|Managed by||Ohio Department of Rehabilitation and Correction|
Inmates in Levels 5B and 5A are classified as those who fail to adapt or those who are active participants/ring leaders of security threat groups.
Level 4 inmates occupy similarly-designed cells but have additional freedom to move about within specific cell blocks. Inmates classified as Level 4B may also exercise within their specific cell block, but are also required to lock down before security staff enter the cell block to perform range checks, serve food, etc. Inmates classified as Level 4A are not subject to this restriction.
Formerly, the majority of Ohio's death row inmates were held at OSP. In January 2012, the majority of death row inmates were transferred to the Chillicothe Correctional Institution. OSP does retain death row cells for inmates who are considered the highest security risk. As of January 2012, six high security death row inmates remain at OSP.
Ohio State Penitentiary currently holds level 5, 4, 3 and 1 inmates. Level 1 inmates are housed outside of the institutional fence in their own building. Inmates placed in segregation are locked down without the exception of showers or restrooms.
The original Ohio Penitentiary was located in Columbus, Ohio. It was razed in 1998 to make way for the Arena District. During its time of operation, the penitentiary hosted many notable prisoners including James H. Snook and the novelist O. Henry. During the American Civil War, the prison housed members of John Hunt Morgan's Confederate cavalry, who had been detained following Morgan's Raid. Morgan and several of his men successfully escaped captivity and returned to the South .

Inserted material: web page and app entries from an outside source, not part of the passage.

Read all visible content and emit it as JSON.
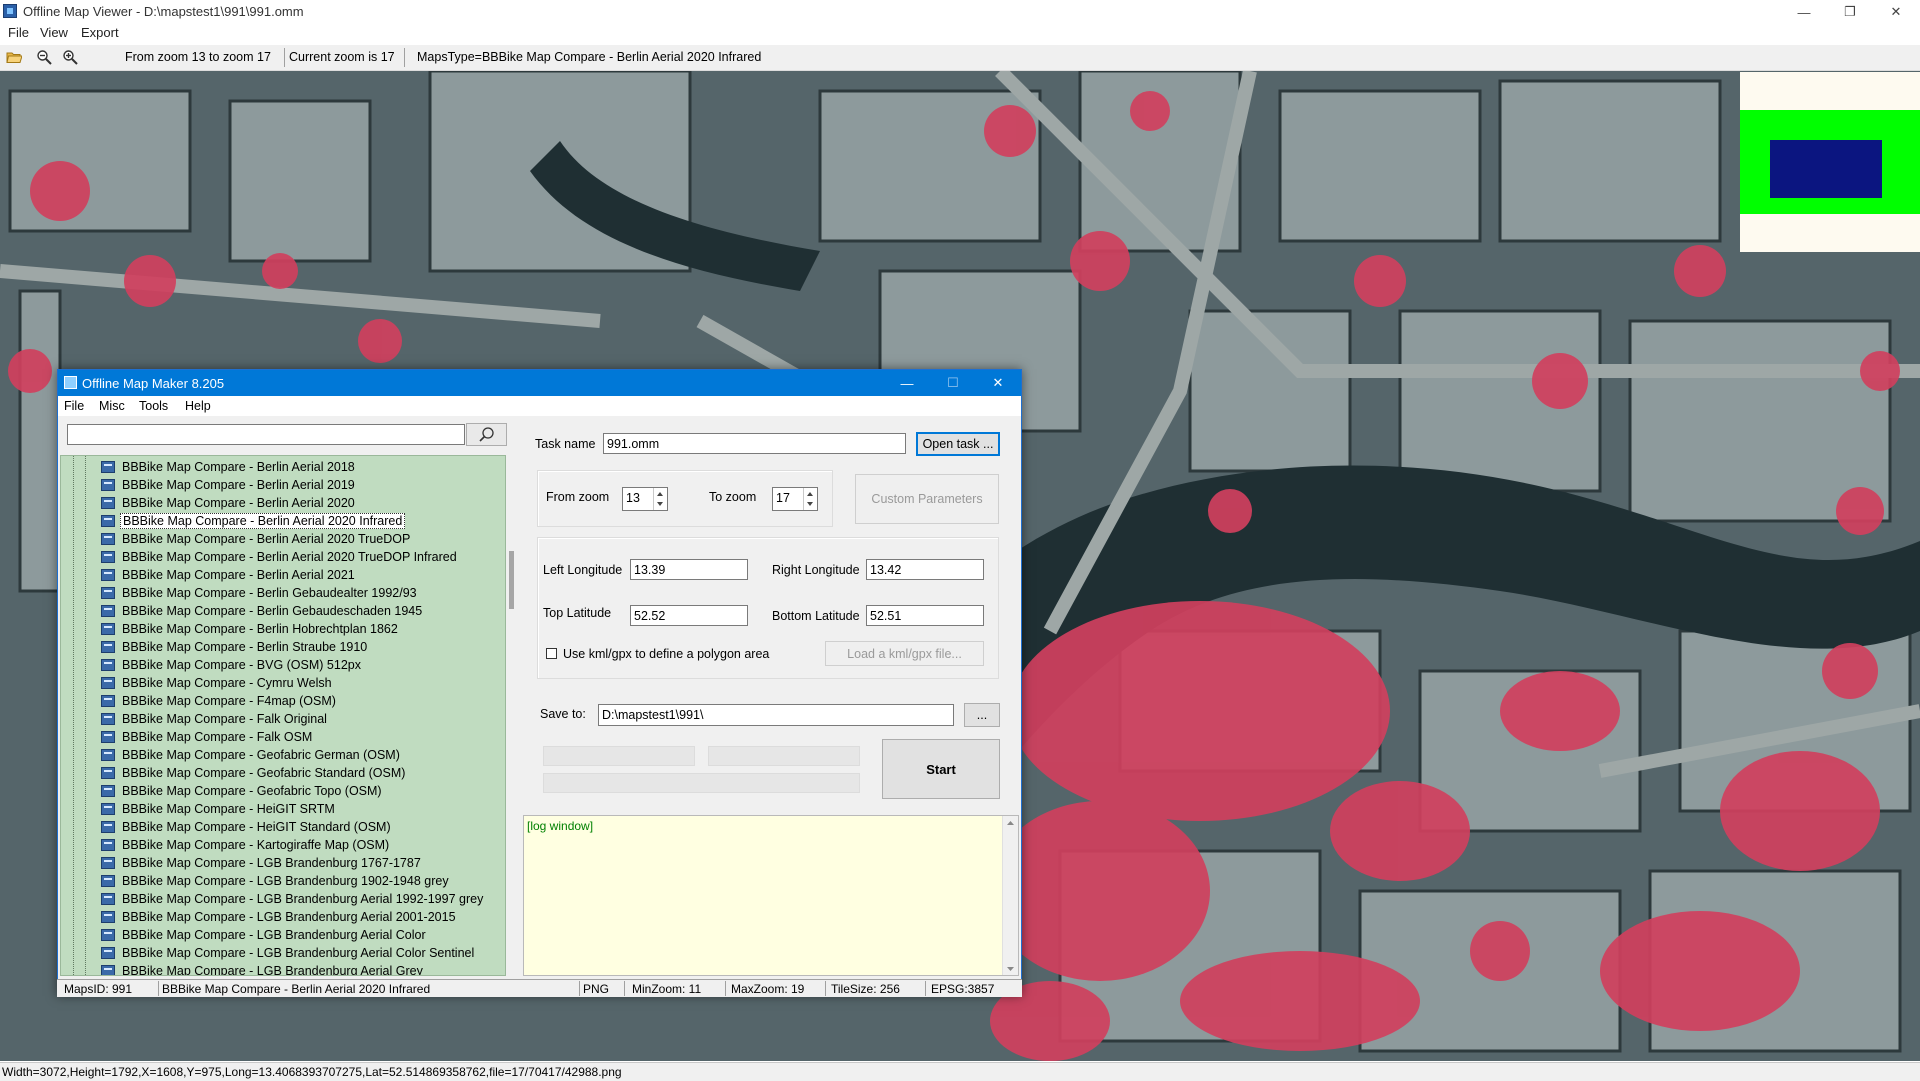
{
  "viewer": {
    "title": "Offline Map Viewer - D:\\mapstest1\\991\\991.omm",
    "menu": [
      "File",
      "View",
      "Export"
    ],
    "toolbar": {
      "zoom_range": "From zoom 13 to zoom 17",
      "current_zoom": "Current zoom is 17",
      "maps_type": "MapsType=BBBike Map Compare - Berlin Aerial 2020 Infrared"
    },
    "window_buttons": {
      "minimize": "—",
      "restore": "❐",
      "close": "✕"
    },
    "status": "Width=3072,Height=1792,X=1608,Y=975,Long=13.4068393707275,Lat=52.514869358762,file=17/70417/42988.png"
  },
  "dialog": {
    "title": "Offline Map Maker 8.205",
    "menu": [
      "File",
      "Misc",
      "Tools",
      "Help"
    ],
    "window_buttons": {
      "minimize": "—",
      "maximize": "☐",
      "close": "✕"
    },
    "search": {
      "value": "",
      "icon": "search-icon"
    },
    "tree_items": [
      "BBBike Map Compare - Berlin Aerial 2018",
      "BBBike Map Compare - Berlin Aerial 2019",
      "BBBike Map Compare - Berlin Aerial 2020",
      "BBBike Map Compare - Berlin Aerial 2020 Infrared",
      "BBBike Map Compare - Berlin Aerial 2020 TrueDOP",
      "BBBike Map Compare - Berlin Aerial 2020 TrueDOP Infrared",
      "BBBike Map Compare - Berlin Aerial 2021",
      "BBBike Map Compare - Berlin Gebaudealter 1992/93",
      "BBBike Map Compare - Berlin Gebaudeschaden 1945",
      "BBBike Map Compare - Berlin Hobrechtplan 1862",
      "BBBike Map Compare - Berlin Straube 1910",
      "BBBike Map Compare - BVG (OSM) 512px",
      "BBBike Map Compare - Cymru Welsh",
      "BBBike Map Compare - F4map (OSM)",
      "BBBike Map Compare - Falk Original",
      "BBBike Map Compare - Falk OSM",
      "BBBike Map Compare - Geofabric German (OSM)",
      "BBBike Map Compare - Geofabric Standard (OSM)",
      "BBBike Map Compare - Geofabric Topo (OSM)",
      "BBBike Map Compare - HeiGIT SRTM",
      "BBBike Map Compare - HeiGIT Standard (OSM)",
      "BBBike Map Compare - Kartogiraffe Map (OSM)",
      "BBBike Map Compare - LGB Brandenburg 1767-1787",
      "BBBike Map Compare - LGB Brandenburg 1902-1948 grey",
      "BBBike Map Compare - LGB Brandenburg Aerial 1992-1997 grey",
      "BBBike Map Compare - LGB Brandenburg Aerial 2001-2015",
      "BBBike Map Compare - LGB Brandenburg Aerial Color",
      "BBBike Map Compare - LGB Brandenburg Aerial Color Sentinel",
      "BBBike Map Compare - LGB Brandenburg Aerial Grey"
    ],
    "selected_item": "BBBike Map Compare - Berlin Aerial 2020 Infrared",
    "task": {
      "label": "Task name",
      "value": "991.omm",
      "open_button": "Open task ..."
    },
    "zoom": {
      "from_label": "From zoom",
      "from_value": "13",
      "to_label": "To zoom",
      "to_value": "17",
      "custom_button": "Custom Parameters"
    },
    "coords": {
      "left_label": "Left Longitude",
      "left_value": "13.39",
      "right_label": "Right Longitude",
      "right_value": "13.42",
      "top_label": "Top Latitude",
      "top_value": "52.52",
      "bottom_label": "Bottom Latitude",
      "bottom_value": "52.51",
      "kml_label": "Use kml/gpx to define a polygon area",
      "kml_button": "Load a kml/gpx file..."
    },
    "save": {
      "label": "Save to:",
      "value": "D:\\mapstest1\\991\\",
      "browse_button": "..."
    },
    "start_button": "Start",
    "log": "[log window]",
    "status": {
      "maps_id": "MapsID: 991",
      "name": "BBBike Map Compare - Berlin Aerial 2020 Infrared",
      "format": "PNG",
      "min_zoom": "MinZoom: 11",
      "max_zoom": "MaxZoom: 19",
      "tile_size": "TileSize: 256",
      "epsg": "EPSG:3857"
    }
  },
  "colors": {
    "accent": "#0078d7",
    "tree_bg": "#c0dcc0",
    "log_bg": "#ffffe1",
    "map_vegetation": "#d0405e",
    "minimap_green": "#00ff00",
    "minimap_blue": "#0b1580"
  }
}
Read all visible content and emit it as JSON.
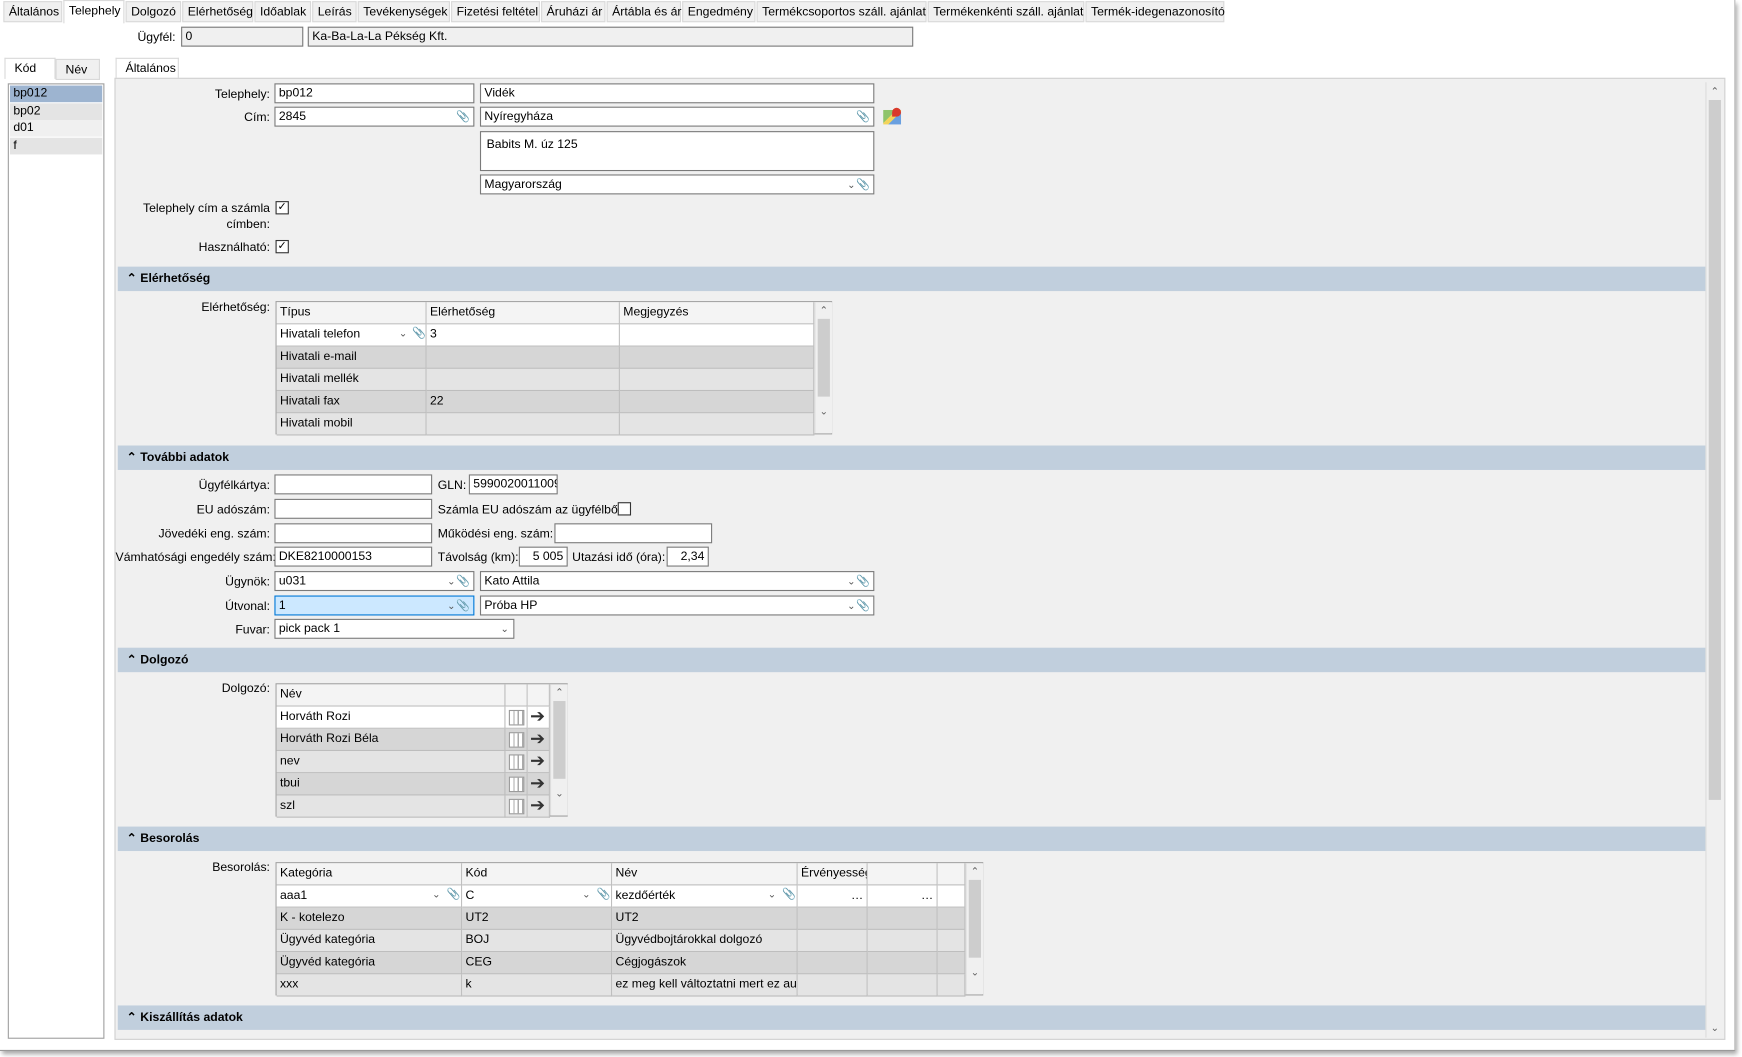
{
  "top_tabs": [
    "Általános",
    "Telephely",
    "Dolgozó",
    "Elérhetőség",
    "Időablak",
    "Leírás",
    "Tevékenységek",
    "Fizetési feltétel",
    "Áruházi ár",
    "Ártábla és ár",
    "Engedmény",
    "Termékcsoportos száll. ajánlat",
    "Termékenkénti száll. ajánlat",
    "Termék-idegenazonosító"
  ],
  "active_top_tab": "Telephely",
  "customer": {
    "label": "Ügyfél:",
    "code": "0",
    "name": "Ka-Ba-La-La Pékség Kft."
  },
  "left_panel": {
    "tabs": [
      "Kód",
      "Név"
    ],
    "items": [
      "bp012",
      "bp02",
      "d01",
      "f"
    ],
    "selected": "bp012"
  },
  "inner_tab": "Általános",
  "general": {
    "site_label": "Telephely:",
    "site_code": "bp012",
    "site_name": "Vidék",
    "address_label": "Cím:",
    "zip": "2845",
    "city": "Nyíregyháza",
    "street": "Babits M. úz 125",
    "country": "Magyarország",
    "invoice_address_label_1": "Telephely cím a számla",
    "invoice_address_label_2": "címben:",
    "invoice_address_checked": true,
    "usable_label": "Használható:",
    "usable_checked": true
  },
  "sections": {
    "contact": "Elérhetőség",
    "more": "További adatok",
    "employee": "Dolgozó",
    "classification": "Besorolás",
    "delivery": "Kiszállítás adatok"
  },
  "contact": {
    "label": "Elérhetőség:",
    "columns": [
      "Típus",
      "Elérhetőség",
      "Megjegyzés"
    ],
    "rows": [
      [
        "Hivatali telefon",
        "3",
        ""
      ],
      [
        "Hivatali e-mail",
        "",
        ""
      ],
      [
        "Hivatali mellék",
        "",
        ""
      ],
      [
        "Hivatali fax",
        "22",
        ""
      ],
      [
        "Hivatali mobil",
        "",
        ""
      ]
    ]
  },
  "more": {
    "card_label": "Ügyfélkártya:",
    "card": "",
    "gln_label": "GLN:",
    "gln": "5990020011009",
    "eu_tax_label": "EU adószám:",
    "eu_tax": "",
    "eu_from_customer_label": "Számla EU adószám az ügyfélből:",
    "eu_from_customer_checked": false,
    "excise_label": "Jövedéki eng. szám:",
    "excise": "",
    "operating_label": "Működési eng. szám:",
    "operating": "",
    "customs_label": "Vámhatósági engedély szám:",
    "customs": "DKE8210000153",
    "distance_label": "Távolság (km):",
    "distance": "5 005",
    "travel_label": "Utazási idő (óra):",
    "travel": "2,34",
    "agent_label": "Ügynök:",
    "agent_code": "u031",
    "agent_name": "Kato Attila",
    "route_label": "Útvonal:",
    "route_code": "1",
    "route_name": "Próba HP",
    "freight_label": "Fuvar:",
    "freight": "pick pack 1"
  },
  "employee": {
    "label": "Dolgozó:",
    "columns": [
      "Név"
    ],
    "rows": [
      "Horváth Rozi",
      "Horváth Rozi Béla",
      "nev",
      "tbui",
      "szl"
    ]
  },
  "classification": {
    "label": "Besorolás:",
    "columns": [
      "Kategória",
      "Kód",
      "Név",
      "Érvényesség",
      "",
      ""
    ],
    "rows": [
      [
        "aaa1",
        "C",
        "kezdőérték",
        "…",
        "…",
        ""
      ],
      [
        "K - kotelezo",
        "UT2",
        "UT2",
        "",
        "",
        ""
      ],
      [
        "Ügyvéd kategória",
        "BOJ",
        "Ügyvédbojtárokkal dolgozó",
        "",
        "",
        ""
      ],
      [
        "Ügyvéd kategória",
        "CEG",
        "Cégjogászok",
        "",
        "",
        ""
      ],
      [
        "xxx",
        "k",
        "ez meg kell változtatni mert ez aut",
        "",
        "",
        ""
      ]
    ]
  },
  "colors": {
    "section_header": "#c1cfdd",
    "selected_item": "#9db4d0",
    "focused_input": "#cce8ff"
  }
}
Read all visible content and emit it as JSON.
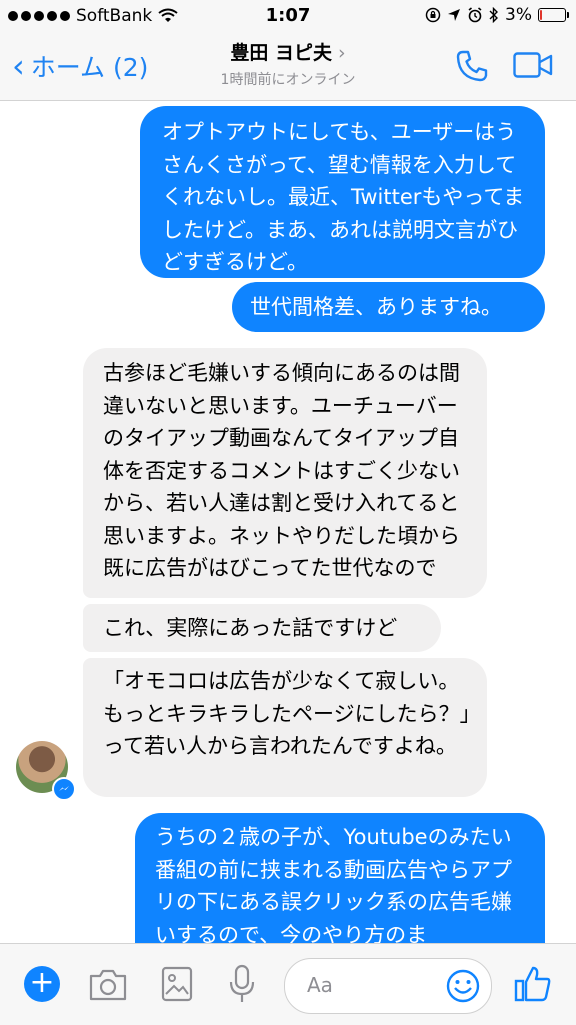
{
  "status_bar": {
    "carrier": "SoftBank",
    "time": "1:07",
    "battery_percent": "3%",
    "battery_level": 0.03,
    "colors": {
      "battery_low": "#e0352b"
    }
  },
  "nav": {
    "back_label": "ホーム (2)",
    "contact_name": "豊田 ヨピ夫",
    "contact_status": "1時間前にオンライン",
    "colors": {
      "accent": "#1f83f2"
    }
  },
  "messages": [
    {
      "from": "me",
      "text": "オプトアウトにしても、ユーザーはうさんくさがって、望む情報を入力してくれないし。最近、Twitterもやってましたけど。まあ、あれは説明文言がひどすぎるけど。"
    },
    {
      "from": "me",
      "text": "世代間格差、ありますね。"
    },
    {
      "from": "them",
      "text": "古参ほど毛嫌いする傾向にあるのは間違いないと思います。ユーチューバーのタイアップ動画なんてタイアップ自体を否定するコメントはすごく少ないから、若い人達は割と受け入れてると思いますよ。ネットやりだした頃から既に広告がはびこってた世代なので"
    },
    {
      "from": "them",
      "text": "これ、実際にあった話ですけど"
    },
    {
      "from": "them",
      "text": "「オモコロは広告が少なくて寂しい。もっとキラキラしたページにしたら？」って若い人から言われたんですよね。"
    },
    {
      "from": "me",
      "text": "うちの２歳の子が、Youtubeのみたい番組の前に挟まれる動画広告やらアプリの下にある誤クリック系の広告毛嫌いするので、今のやり方のま"
    }
  ],
  "toolbar": {
    "composer_placeholder": "Aa",
    "icons": [
      "plus-icon",
      "camera-icon",
      "photo-icon",
      "microphone-icon",
      "emoji-icon",
      "like-icon"
    ]
  },
  "colors": {
    "outgoing_bubble": "#0f84ff",
    "incoming_bubble": "#f1f0f0"
  }
}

- T.J. Lane and other two inmates who escaped transferred to Youngstown maximum security prison
-  Ohio State Penitentiary
-  Ohio Death Row Inmates
-  Bill Nichols, "Contemplating Torture," Prisonersolidarity.org, Jan. 27, 2006.
-  Andrew Welsh-Huggins, "Federal judge allows state to move death row to Youngstown," The Associated Press, Oct. 4, 2005
-  Staughton and Alice Lynd, "Prison Advocacy in a Time of Capital Disaccumulation," The Monthly Review, August 2001.
-  Daniel Sturm, "Ohio's Abu Ghraib," ZNet, August 3, 2005.
- John Parsons (criminal) John Parsons